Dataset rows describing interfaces
* * * * *

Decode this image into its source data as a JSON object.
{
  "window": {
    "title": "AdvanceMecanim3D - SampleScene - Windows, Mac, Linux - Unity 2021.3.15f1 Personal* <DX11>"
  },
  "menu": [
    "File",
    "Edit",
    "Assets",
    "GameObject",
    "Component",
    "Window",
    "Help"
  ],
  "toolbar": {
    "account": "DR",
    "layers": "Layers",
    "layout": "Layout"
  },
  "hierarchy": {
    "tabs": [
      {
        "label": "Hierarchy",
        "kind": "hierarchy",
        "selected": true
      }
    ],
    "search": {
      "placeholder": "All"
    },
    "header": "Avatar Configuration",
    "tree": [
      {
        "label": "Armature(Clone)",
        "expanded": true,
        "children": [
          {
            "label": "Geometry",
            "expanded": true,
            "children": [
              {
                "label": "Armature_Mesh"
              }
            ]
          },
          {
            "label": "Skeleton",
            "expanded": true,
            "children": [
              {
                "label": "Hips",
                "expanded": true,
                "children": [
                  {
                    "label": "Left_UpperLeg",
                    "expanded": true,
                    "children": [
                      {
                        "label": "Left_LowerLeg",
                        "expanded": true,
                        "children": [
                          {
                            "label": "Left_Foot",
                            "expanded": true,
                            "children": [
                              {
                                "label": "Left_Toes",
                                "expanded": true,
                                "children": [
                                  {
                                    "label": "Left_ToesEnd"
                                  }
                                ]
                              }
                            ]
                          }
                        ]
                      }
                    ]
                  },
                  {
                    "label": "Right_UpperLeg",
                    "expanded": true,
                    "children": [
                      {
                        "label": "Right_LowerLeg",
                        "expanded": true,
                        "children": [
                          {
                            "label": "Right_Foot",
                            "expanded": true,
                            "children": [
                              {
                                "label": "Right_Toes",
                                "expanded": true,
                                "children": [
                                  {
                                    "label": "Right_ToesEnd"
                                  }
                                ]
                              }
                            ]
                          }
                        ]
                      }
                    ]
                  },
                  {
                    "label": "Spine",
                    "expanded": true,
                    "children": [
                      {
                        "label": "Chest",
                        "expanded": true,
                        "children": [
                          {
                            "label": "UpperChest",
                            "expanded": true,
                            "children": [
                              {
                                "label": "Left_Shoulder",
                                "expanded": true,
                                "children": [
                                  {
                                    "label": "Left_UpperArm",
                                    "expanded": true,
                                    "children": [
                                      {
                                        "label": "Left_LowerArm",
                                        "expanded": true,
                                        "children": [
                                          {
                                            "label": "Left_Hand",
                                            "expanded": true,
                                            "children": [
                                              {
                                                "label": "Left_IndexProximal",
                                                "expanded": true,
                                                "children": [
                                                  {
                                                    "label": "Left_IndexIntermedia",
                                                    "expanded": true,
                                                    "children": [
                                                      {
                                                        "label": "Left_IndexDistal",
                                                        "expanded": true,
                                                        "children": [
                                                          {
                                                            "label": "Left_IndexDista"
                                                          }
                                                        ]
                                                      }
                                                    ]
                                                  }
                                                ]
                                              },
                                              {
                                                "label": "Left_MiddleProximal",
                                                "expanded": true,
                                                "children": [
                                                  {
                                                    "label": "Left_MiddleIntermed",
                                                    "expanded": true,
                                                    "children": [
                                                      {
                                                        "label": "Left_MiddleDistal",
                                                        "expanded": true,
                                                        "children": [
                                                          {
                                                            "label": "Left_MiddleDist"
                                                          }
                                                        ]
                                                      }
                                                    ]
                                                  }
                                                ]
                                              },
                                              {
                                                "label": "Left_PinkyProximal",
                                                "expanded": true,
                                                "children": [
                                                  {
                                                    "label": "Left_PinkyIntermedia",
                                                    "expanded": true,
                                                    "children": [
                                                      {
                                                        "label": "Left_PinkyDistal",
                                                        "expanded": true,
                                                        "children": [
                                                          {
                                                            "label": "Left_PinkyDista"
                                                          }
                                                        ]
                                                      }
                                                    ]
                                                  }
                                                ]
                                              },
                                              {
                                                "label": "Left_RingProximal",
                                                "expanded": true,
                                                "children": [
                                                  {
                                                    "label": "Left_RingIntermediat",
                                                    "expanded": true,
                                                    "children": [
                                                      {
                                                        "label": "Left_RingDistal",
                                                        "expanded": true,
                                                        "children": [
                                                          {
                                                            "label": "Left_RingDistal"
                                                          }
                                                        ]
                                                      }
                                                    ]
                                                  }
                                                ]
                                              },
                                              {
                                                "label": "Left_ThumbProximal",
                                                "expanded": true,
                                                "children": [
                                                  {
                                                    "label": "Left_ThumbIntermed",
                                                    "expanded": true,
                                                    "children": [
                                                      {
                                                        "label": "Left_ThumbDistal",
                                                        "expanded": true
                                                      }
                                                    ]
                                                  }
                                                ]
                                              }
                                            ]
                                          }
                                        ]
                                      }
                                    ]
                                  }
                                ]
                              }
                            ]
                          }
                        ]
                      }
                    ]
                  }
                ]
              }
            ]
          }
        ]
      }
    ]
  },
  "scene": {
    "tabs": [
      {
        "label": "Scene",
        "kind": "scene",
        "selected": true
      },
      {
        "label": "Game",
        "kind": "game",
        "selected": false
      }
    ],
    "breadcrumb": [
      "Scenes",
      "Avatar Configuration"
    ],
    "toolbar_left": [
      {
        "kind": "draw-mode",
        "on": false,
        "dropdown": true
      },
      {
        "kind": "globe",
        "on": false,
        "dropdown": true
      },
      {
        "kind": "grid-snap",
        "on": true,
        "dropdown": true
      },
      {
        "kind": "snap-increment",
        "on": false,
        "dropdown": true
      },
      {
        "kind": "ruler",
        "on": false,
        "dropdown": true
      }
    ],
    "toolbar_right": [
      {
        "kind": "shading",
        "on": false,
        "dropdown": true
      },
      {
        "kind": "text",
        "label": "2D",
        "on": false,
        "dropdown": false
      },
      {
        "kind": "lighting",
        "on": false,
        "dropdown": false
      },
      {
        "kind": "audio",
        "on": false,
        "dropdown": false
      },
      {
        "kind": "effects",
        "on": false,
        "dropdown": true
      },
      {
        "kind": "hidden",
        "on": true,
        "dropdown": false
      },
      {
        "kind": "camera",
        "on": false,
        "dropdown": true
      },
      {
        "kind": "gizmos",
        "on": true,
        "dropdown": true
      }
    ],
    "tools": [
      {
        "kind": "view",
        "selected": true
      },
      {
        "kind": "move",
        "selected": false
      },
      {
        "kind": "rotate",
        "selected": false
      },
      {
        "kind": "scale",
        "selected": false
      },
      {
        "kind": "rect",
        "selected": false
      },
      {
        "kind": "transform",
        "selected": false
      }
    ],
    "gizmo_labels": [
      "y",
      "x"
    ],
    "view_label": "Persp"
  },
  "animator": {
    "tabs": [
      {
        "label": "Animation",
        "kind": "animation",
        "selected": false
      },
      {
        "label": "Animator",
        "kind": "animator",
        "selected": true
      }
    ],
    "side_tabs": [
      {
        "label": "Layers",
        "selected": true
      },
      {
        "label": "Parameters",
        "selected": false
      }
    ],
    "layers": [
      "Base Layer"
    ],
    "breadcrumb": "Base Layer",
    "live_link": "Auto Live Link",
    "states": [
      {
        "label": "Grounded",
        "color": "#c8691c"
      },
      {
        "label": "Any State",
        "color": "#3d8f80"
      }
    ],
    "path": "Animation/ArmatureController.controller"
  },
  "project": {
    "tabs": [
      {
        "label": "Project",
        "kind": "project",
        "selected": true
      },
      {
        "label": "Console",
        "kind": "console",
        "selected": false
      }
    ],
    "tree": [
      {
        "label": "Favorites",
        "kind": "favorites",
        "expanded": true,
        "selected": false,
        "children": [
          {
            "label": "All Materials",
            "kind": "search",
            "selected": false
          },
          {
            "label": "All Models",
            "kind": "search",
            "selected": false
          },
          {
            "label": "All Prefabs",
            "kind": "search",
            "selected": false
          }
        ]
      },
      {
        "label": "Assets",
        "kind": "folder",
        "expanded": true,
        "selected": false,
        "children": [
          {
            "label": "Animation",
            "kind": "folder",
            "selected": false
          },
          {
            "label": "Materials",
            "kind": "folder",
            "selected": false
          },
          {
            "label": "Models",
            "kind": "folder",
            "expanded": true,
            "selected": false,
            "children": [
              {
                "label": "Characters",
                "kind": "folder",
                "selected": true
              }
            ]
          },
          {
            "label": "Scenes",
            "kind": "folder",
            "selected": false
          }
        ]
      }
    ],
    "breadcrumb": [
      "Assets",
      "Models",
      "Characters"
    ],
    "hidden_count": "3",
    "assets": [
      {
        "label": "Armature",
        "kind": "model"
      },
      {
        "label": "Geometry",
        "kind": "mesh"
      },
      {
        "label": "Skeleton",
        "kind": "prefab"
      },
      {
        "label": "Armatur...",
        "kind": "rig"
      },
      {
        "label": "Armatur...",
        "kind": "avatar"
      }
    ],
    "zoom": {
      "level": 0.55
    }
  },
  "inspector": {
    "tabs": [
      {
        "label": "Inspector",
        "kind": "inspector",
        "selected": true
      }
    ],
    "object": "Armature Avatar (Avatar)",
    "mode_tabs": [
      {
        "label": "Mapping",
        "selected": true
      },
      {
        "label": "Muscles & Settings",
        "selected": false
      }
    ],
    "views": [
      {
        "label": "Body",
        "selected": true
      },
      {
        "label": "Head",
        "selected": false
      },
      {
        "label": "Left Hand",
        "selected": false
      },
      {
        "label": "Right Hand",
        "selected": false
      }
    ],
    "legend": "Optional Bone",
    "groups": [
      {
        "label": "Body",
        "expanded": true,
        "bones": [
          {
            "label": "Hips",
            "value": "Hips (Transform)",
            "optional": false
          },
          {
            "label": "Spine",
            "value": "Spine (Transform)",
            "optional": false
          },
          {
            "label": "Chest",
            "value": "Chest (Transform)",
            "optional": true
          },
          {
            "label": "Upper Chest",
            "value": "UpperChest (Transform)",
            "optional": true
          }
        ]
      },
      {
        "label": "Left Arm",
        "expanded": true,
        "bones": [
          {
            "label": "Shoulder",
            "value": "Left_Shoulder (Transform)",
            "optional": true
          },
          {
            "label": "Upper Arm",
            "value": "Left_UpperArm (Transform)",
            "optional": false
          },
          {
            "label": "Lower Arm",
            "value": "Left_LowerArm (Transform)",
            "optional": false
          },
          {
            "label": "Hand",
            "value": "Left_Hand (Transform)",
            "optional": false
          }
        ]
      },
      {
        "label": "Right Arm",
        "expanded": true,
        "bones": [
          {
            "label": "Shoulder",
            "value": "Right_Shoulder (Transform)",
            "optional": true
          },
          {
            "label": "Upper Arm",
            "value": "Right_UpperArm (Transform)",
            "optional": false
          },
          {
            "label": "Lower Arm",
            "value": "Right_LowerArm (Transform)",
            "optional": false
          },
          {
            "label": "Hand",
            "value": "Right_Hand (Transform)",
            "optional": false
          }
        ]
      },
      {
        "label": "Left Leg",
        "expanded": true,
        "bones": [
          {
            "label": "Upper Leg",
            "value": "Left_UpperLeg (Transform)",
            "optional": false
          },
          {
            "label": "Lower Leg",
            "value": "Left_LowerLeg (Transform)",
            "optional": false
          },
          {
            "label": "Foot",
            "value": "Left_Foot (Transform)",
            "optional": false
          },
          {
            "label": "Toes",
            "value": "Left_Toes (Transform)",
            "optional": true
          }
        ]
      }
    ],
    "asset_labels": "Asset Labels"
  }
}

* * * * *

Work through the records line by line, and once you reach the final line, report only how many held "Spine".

TASK RESULT: 3